All these tankers are described in TMT. The 30p Petrol tanker Mobilgas can be found in TMT with the link: http://www.talkmodeltoys.com/discus/messages/27668/1183.html?1274697758
Below I show a photo of a 1947 Studebaker tanker with its impressive front with which the French Dinky Toys 25 series Studebakers started in 1949 and of which I own 3 original examples.
Jan Oldenhuis, 19 March 2020, updated 26 January 2021.
Thank you for sharing your fine documentation with us, Jan! Remarkable, that older box and later model of yours. Both in exceptional condition. That's why I wonder if they still must belong to each other. There are so many chronological anomalies in Dinky Toys practice, that I would not exclude it. Perhaps the box came from some older stock. Well, we'll probably never know.
I believe that in this thread the 2nd type of this Mobilgas Tanker should not be overlooked. The drawing for the new decals dates of June 1957. So your example of the 1st type can hardly be much later.
It is remarkable that this transfer change was never paid attention to in publicity or packaging, neither in the catalogue illustrations nor on the illustrated boxes. No word or image in Meccano Magazine either. Even the final illustration in the 1960 catalogue still presents the old model in a new type of image.
I found the no. 190 Caravan as showing the same solution for the axle mounting. I cannot think of other examples. Kind regards, Jan
The Studebaker Dinky tanker has a very distinctive tank body, with the tank with rear sloping bucket doors extending beyond the side panels. Unlike the Gasoline Tanker in the Studebaker Trucks advert above where they are of apiece. This style was typical of Heil of Tennessee. As Dinky were meticulous with their tank bodies, such as on the AEC Monarch, they probably had a streamlined Heil to work from, as it is called a ‘Realistic Reproduction’.
The axle of the French caravan ref. 811 is also assembled in this way.
The Mobilgas family from a different point of view:
As usual, a fabulous introduction to this tanker by Jan O. -- but now that TMT is sadly no more, perhaps information should be added about the aluminum versions of the 30p and 30pa. We know that they came early (1950-1952?) as an experiment, probably as a result of Korean War-induced shortages, but of oourse mazak versions of both models also exist.
What I am mainly wondering is how common (or not) the aluminum versions are. As far as I have seen, complete auctions on Vectis and sales on QDT have not mentioned what maerials the tankers were made of, assuming the sellers and buyers were even aware or cared.
As the TMT post had mentioned -- and is documented in JD's Encyclopedia -- the two versions are easy to tell apart by weight.
All the auction houses are not very good about variations.
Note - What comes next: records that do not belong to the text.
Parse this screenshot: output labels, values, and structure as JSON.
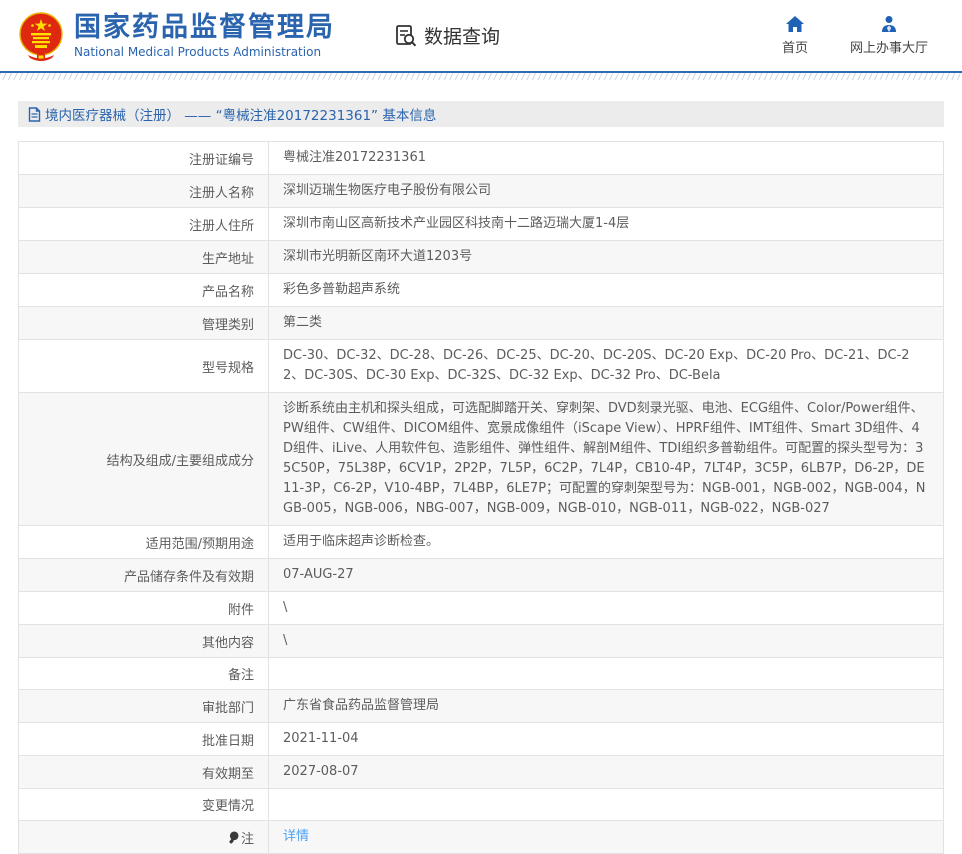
{
  "header": {
    "title_cn": "国家药品监督管理局",
    "title_en": "National Medical Products Administration",
    "data_query_label": "数据查询",
    "nav": [
      {
        "label": "首页",
        "icon": "home-icon"
      },
      {
        "label": "网上办事大厅",
        "icon": "person-icon"
      }
    ]
  },
  "page": {
    "section_title": "境内医疗器械（注册） —— “粤械注准20172231361” 基本信息"
  },
  "colors": {
    "brand_blue": "#2a64ae",
    "rule_blue": "#2e6bb4",
    "link_blue": "#4ba3f5",
    "emblem_red": "#de2910",
    "emblem_yellow": "#ffde00",
    "row_alt_gray": "#f7f7f7",
    "section_bar_gray": "#ececec"
  },
  "table": {
    "rows": [
      {
        "label": "注册证编号",
        "value": "粤械注准20172231361"
      },
      {
        "label": "注册人名称",
        "value": "深圳迈瑞生物医疗电子股份有限公司"
      },
      {
        "label": "注册人住所",
        "value": "深圳市南山区高新技术产业园区科技南十二路迈瑞大厦1-4层"
      },
      {
        "label": "生产地址",
        "value": "深圳市光明新区南环大道1203号"
      },
      {
        "label": "产品名称",
        "value": "彩色多普勒超声系统"
      },
      {
        "label": "管理类别",
        "value": "第二类"
      },
      {
        "label": "型号规格",
        "value": "DC-30、DC-32、DC-28、DC-26、DC-25、DC-20、DC-20S、DC-20 Exp、DC-20 Pro、DC-21、DC-22、DC-30S、DC-30 Exp、DC-32S、DC-32 Exp、DC-32 Pro、DC-Bela"
      },
      {
        "label": "结构及组成/主要组成成分",
        "value": "诊断系统由主机和探头组成，可选配脚踏开关、穿刺架、DVD刻录光驱、电池、ECG组件、Color/Power组件、PW组件、CW组件、DICOM组件、宽景成像组件（iScape View）、HPRF组件、IMT组件、Smart 3D组件、4D组件、iLive、人用软件包、造影组件、弹性组件、解剖M组件、TDI组织多普勒组件。可配置的探头型号为：35C50P，75L38P，6CV1P，2P2P，7L5P，6C2P，7L4P，CB10-4P，7LT4P，3C5P，6LB7P，D6-2P，DE11-3P，C6-2P，V10-4BP，7L4BP，6LE7P；可配置的穿刺架型号为：NGB-001，NGB-002，NGB-004，NGB-005，NGB-006，NBG-007，NGB-009，NGB-010，NGB-011，NGB-022，NGB-027"
      },
      {
        "label": "适用范围/预期用途",
        "value": "适用于临床超声诊断检查。"
      },
      {
        "label": "产品储存条件及有效期",
        "value": "07-AUG-27"
      },
      {
        "label": "附件",
        "value": "\\"
      },
      {
        "label": "其他内容",
        "value": "\\"
      },
      {
        "label": "备注",
        "value": ""
      },
      {
        "label": "审批部门",
        "value": "广东省食品药品监督管理局"
      },
      {
        "label": "批准日期",
        "value": "2021-11-04"
      },
      {
        "label": "有效期至",
        "value": "2027-08-07"
      },
      {
        "label": "变更情况",
        "value": ""
      },
      {
        "label": "注",
        "label_icon": "bulb-icon",
        "value": "详情",
        "value_type": "link"
      }
    ]
  }
}
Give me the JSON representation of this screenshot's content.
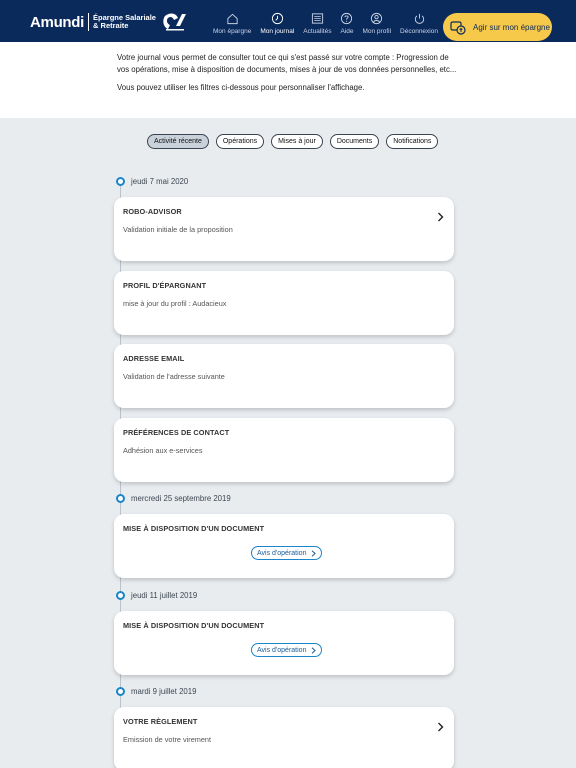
{
  "header": {
    "logo": {
      "brand": "Amundi",
      "sub_line1": "Épargne Salariale",
      "sub_line2": "& Retraite"
    },
    "nav": [
      {
        "label": "Mon épargne",
        "icon": "home-icon"
      },
      {
        "label": "Mon journal",
        "icon": "clock-icon"
      },
      {
        "label": "Actualités",
        "icon": "news-icon"
      },
      {
        "label": "Aide",
        "icon": "help-icon"
      },
      {
        "label": "Mon profil",
        "icon": "user-icon"
      },
      {
        "label": "Déconnexion",
        "icon": "power-icon"
      }
    ],
    "cta_label": "Agir sur mon épargne"
  },
  "intro": {
    "p1": "Votre journal vous permet de consulter tout ce qui s'est passé sur votre compte : Progression de vos opérations, mise à disposition de documents, mises à jour de vos données personnelles, etc...",
    "p2": "Vous pouvez utiliser les filtres ci-dessous pour personnaliser l'affichage."
  },
  "filters": [
    "Activité récente",
    "Opérations",
    "Mises à jour",
    "Documents",
    "Notifications"
  ],
  "active_filter": "Activité récente",
  "timeline": {
    "dates": [
      "jeudi 7 mai 2020",
      "mercredi 25 septembre 2019",
      "jeudi 11 juillet 2019",
      "mardi 9 juillet 2019"
    ],
    "cards": [
      {
        "title": "ROBO-ADVISOR",
        "subtitle": "Validation initiale de la proposition"
      },
      {
        "title": "PROFIL D'ÉPARGNANT",
        "subtitle": "mise à jour du profil : Audacieux"
      },
      {
        "title": "ADRESSE EMAIL",
        "subtitle": "Validation de l'adresse suivante"
      },
      {
        "title": "PRÉFÉRENCES DE CONTACT",
        "subtitle": "Adhésion aux e-services"
      },
      {
        "title": "MISE À DISPOSITION D'UN DOCUMENT",
        "button": "Avis d'opération"
      },
      {
        "title": "MISE À DISPOSITION D'UN DOCUMENT",
        "button": "Avis d'opération"
      },
      {
        "title": "VOTRE RÈGLEMENT",
        "subtitle": "Emission de votre virement"
      }
    ]
  },
  "colors": {
    "header_bg": "#0a2a5c",
    "accent_blue": "#1a85c8",
    "cta_yellow": "#f6c94a"
  }
}
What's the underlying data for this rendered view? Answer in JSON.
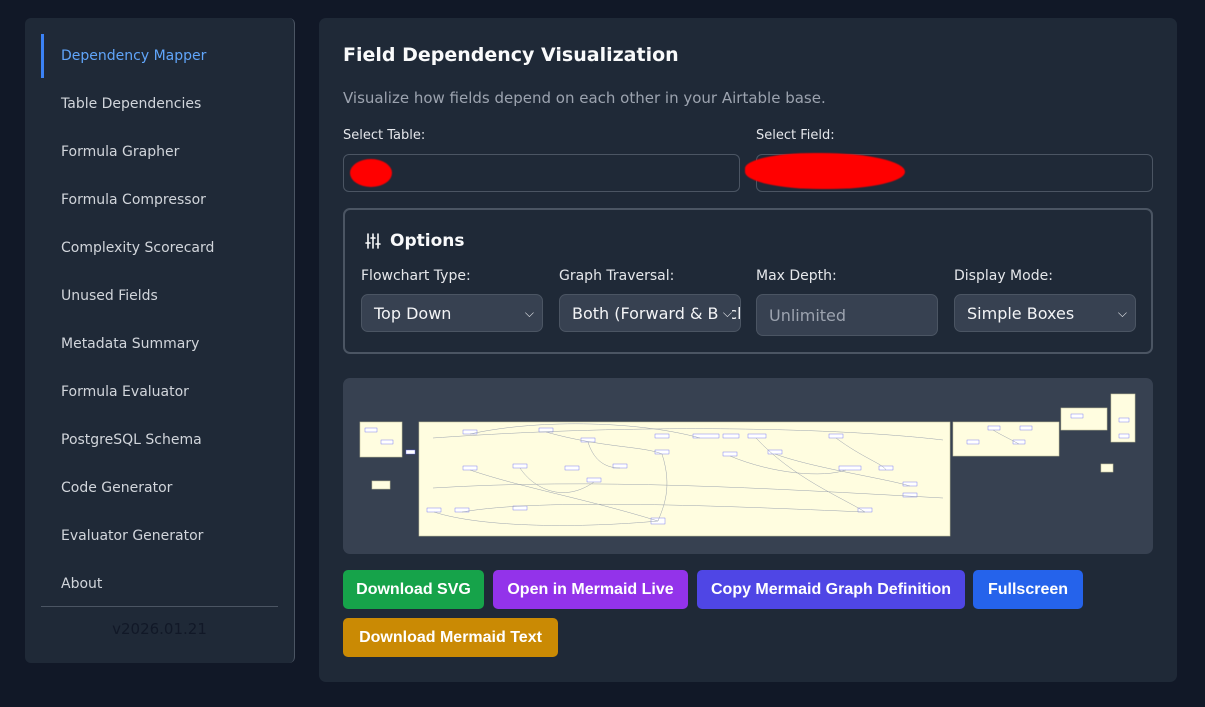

They should buy the Encyclopaedia, this would raise the prices and their profits. For example Rob's Ferrari on sale on Vectis who do not mention which version is the front grille. If it is the smooth one then it is much more valuable.
The Studebaker tanker and other Dinky Toys have been copied to make Club models for W.M.T.C. but what is the W.M.T.C. ?
Since the tanker advertises Wessex Gas, the Wessex Model and Toy Collector Club was an easy guess, and sure enough ... https://www.collectors-club-of-great-britain.co.uk/clubs/wessex-model-and-collectors-club-1/
I assume this model was produced by Ian Law, like so many others. An interview with him, and pictures of the process of making the replicas, would make a nice article for the Journal.
Thank you Johnny, your information helped me to contact this club, they will send me the information about the three models that they ordered from Ian Law.
While walking down Queen street in Auckland last december, I saw this sign in a shop window.
I could not resist to change it to that.